Listed entries Block Start

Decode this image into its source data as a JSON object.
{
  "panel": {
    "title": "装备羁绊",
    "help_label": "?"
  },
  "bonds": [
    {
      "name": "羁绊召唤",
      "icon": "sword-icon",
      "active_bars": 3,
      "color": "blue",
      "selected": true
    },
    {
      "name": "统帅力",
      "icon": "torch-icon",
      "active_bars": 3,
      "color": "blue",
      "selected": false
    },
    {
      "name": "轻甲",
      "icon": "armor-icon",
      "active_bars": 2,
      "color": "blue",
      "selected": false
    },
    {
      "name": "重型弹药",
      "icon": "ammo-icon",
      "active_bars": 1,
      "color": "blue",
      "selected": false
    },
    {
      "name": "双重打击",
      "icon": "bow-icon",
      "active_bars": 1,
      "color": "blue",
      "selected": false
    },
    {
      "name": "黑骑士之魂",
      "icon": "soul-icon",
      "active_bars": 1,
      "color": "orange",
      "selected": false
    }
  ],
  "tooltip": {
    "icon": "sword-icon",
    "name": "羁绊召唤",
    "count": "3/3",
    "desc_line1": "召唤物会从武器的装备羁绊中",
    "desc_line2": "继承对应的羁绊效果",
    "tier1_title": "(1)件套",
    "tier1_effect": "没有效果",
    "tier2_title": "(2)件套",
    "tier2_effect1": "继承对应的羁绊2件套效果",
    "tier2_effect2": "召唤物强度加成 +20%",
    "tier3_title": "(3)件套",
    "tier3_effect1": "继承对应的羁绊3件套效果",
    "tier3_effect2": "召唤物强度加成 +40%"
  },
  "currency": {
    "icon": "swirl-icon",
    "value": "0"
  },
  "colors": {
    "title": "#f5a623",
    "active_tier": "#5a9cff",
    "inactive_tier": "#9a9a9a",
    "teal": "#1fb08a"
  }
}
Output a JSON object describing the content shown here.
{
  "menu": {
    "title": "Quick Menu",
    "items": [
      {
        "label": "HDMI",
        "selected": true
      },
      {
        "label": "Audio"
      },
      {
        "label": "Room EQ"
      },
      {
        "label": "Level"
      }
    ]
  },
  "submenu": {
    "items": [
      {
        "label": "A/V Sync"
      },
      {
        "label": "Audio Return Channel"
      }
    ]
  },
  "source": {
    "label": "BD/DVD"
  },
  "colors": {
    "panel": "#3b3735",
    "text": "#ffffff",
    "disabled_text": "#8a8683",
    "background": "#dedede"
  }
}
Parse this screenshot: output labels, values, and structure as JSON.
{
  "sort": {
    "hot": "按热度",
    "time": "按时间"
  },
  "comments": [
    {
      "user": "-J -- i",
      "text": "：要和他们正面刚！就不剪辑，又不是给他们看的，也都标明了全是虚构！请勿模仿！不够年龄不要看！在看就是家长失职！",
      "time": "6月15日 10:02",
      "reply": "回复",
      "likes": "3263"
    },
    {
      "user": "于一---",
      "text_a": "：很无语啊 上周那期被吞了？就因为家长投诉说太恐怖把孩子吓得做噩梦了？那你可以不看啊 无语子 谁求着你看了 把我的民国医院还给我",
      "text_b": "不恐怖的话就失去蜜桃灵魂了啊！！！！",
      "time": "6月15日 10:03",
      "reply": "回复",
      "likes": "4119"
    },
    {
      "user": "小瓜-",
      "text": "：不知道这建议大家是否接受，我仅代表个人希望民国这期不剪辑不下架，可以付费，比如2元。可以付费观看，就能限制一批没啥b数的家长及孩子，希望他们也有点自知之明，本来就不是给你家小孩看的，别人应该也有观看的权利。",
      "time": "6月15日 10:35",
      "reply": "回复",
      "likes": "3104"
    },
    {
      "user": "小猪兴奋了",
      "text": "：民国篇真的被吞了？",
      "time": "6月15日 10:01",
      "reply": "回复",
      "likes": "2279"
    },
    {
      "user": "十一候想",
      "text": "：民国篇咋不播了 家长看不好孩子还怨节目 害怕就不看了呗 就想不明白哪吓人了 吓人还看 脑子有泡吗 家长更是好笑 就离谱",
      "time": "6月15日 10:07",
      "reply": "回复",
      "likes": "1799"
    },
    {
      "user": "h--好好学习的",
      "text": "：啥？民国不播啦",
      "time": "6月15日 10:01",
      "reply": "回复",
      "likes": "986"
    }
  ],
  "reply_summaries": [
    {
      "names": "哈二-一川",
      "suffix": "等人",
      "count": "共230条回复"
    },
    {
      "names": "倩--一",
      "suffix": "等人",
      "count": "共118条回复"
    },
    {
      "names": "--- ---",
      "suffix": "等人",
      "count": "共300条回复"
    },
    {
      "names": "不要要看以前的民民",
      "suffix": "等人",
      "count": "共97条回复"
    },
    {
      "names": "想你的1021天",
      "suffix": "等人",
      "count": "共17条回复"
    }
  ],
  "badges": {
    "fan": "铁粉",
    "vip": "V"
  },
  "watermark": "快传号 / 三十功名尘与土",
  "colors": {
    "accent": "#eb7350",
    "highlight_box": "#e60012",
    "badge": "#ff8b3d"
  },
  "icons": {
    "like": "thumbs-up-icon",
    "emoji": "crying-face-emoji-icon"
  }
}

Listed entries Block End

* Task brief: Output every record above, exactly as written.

* Exercise output:
Decode this image into its source data as a JSON object.
{
  "panel": {
    "title": "装备羁绊",
    "help_label": "?"
  },
  "bonds": [
    {
      "name": "羁绊召唤",
      "icon": "sword-icon",
      "active_bars": 3,
      "color": "blue",
      "selected": true
    },
    {
      "name": "统帅力",
      "icon": "torch-icon",
      "active_bars": 3,
      "color": "blue",
      "selected": false
    },
    {
      "name": "轻甲",
      "icon": "armor-icon",
      "active_bars": 2,
      "color": "blue",
      "selected": false
    },
    {
      "name": "重型弹药",
      "icon": "ammo-icon",
      "active_bars": 1,
      "color": "blue",
      "selected": false
    },
    {
      "name": "双重打击",
      "icon": "bow-icon",
      "active_bars": 1,
      "color": "blue",
      "selected": false
    },
    {
      "name": "黑骑士之魂",
      "icon": "soul-icon",
      "active_bars": 1,
      "color": "orange",
      "selected": false
    }
  ],
  "tooltip": {
    "icon": "sword-icon",
    "name": "羁绊召唤",
    "count": "3/3",
    "desc_line1": "召唤物会从武器的装备羁绊中",
    "desc_line2": "继承对应的羁绊效果",
    "tier1_title": "(1)件套",
    "tier1_effect": "没有效果",
    "tier2_title": "(2)件套",
    "tier2_effect1": "继承对应的羁绊2件套效果",
    "tier2_effect2": "召唤物强度加成 +20%",
    "tier3_title": "(3)件套",
    "tier3_effect1": "继承对应的羁绊3件套效果",
    "tier3_effect2": "召唤物强度加成 +40%"
  },
  "currency": {
    "icon": "swirl-icon",
    "value": "0"
  },
  "colors": {
    "title": "#f5a623",
    "active_tier": "#5a9cff",
    "inactive_tier": "#9a9a9a",
    "teal": "#1fb08a"
  }
}
Output a JSON object describing the content shown here.
{
  "menu": {
    "title": "Quick Menu",
    "items": [
      {
        "label": "HDMI",
        "selected": true
      },
      {
        "label": "Audio"
      },
      {
        "label": "Room EQ"
      },
      {
        "label": "Level"
      }
    ]
  },
  "submenu": {
    "items": [
      {
        "label": "A/V Sync"
      },
      {
        "label": "Audio Return Channel"
      }
    ]
  },
  "source": {
    "label": "BD/DVD"
  },
  "colors": {
    "panel": "#3b3735",
    "text": "#ffffff",
    "disabled_text": "#8a8683",
    "background": "#dedede"
  }
}
Parse this screenshot: output labels, values, and structure as JSON.
{
  "sort": {
    "hot": "按热度",
    "time": "按时间"
  },
  "comments": [
    {
      "user": "-J -- i",
      "text": "：要和他们正面刚！就不剪辑，又不是给他们看的，也都标明了全是虚构！请勿模仿！不够年龄不要看！在看就是家长失职！",
      "time": "6月15日 10:02",
      "reply": "回复",
      "likes": "3263"
    },
    {
      "user": "于一---",
      "text_a": "：很无语啊 上周那期被吞了？就因为家长投诉说太恐怖把孩子吓得做噩梦了？那你可以不看啊 无语子 谁求着你看了 把我的民国医院还给我",
      "text_b": "不恐怖的话就失去蜜桃灵魂了啊！！！！",
      "time": "6月15日 10:03",
      "reply": "回复",
      "likes": "4119"
    },
    {
      "user": "小瓜-",
      "text": "：不知道这建议大家是否接受，我仅代表个人希望民国这期不剪辑不下架，可以付费，比如2元。可以付费观看，就能限制一批没啥b数的家长及孩子，希望他们也有点自知之明，本来就不是给你家小孩看的，别人应该也有观看的权利。",
      "time": "6月15日 10:35",
      "reply": "回复",
      "likes": "3104"
    },
    {
      "user": "小猪兴奋了",
      "text": "：民国篇真的被吞了？",
      "time": "6月15日 10:01",
      "reply": "回复",
      "likes": "2279"
    },
    {
      "user": "十一候想",
      "text": "：民国篇咋不播了 家长看不好孩子还怨节目 害怕就不看了呗 就想不明白哪吓人了 吓人还看 脑子有泡吗 家长更是好笑 就离谱",
      "time": "6月15日 10:07",
      "reply": "回复",
      "likes": "1799"
    },
    {
      "user": "h--好好学习的",
      "text": "：啥？民国不播啦",
      "time": "6月15日 10:01",
      "reply": "回复",
      "likes": "986"
    }
  ],
  "reply_summaries": [
    {
      "names": "哈二-一川",
      "suffix": "等人",
      "count": "共230条回复"
    },
    {
      "names": "倩--一",
      "suffix": "等人",
      "count": "共118条回复"
    },
    {
      "names": "--- ---",
      "suffix": "等人",
      "count": "共300条回复"
    },
    {
      "names": "不要要看以前的民民",
      "suffix": "等人",
      "count": "共97条回复"
    },
    {
      "names": "想你的1021天",
      "suffix": "等人",
      "count": "共17条回复"
    }
  ],
  "badges": {
    "fan": "铁粉",
    "vip": "V"
  },
  "watermark": "快传号 / 三十功名尘与土",
  "colors": {
    "accent": "#eb7350",
    "highlight_box": "#e60012",
    "badge": "#ff8b3d"
  },
  "icons": {
    "like": "thumbs-up-icon",
    "emoji": "crying-face-emoji-icon"
  }
}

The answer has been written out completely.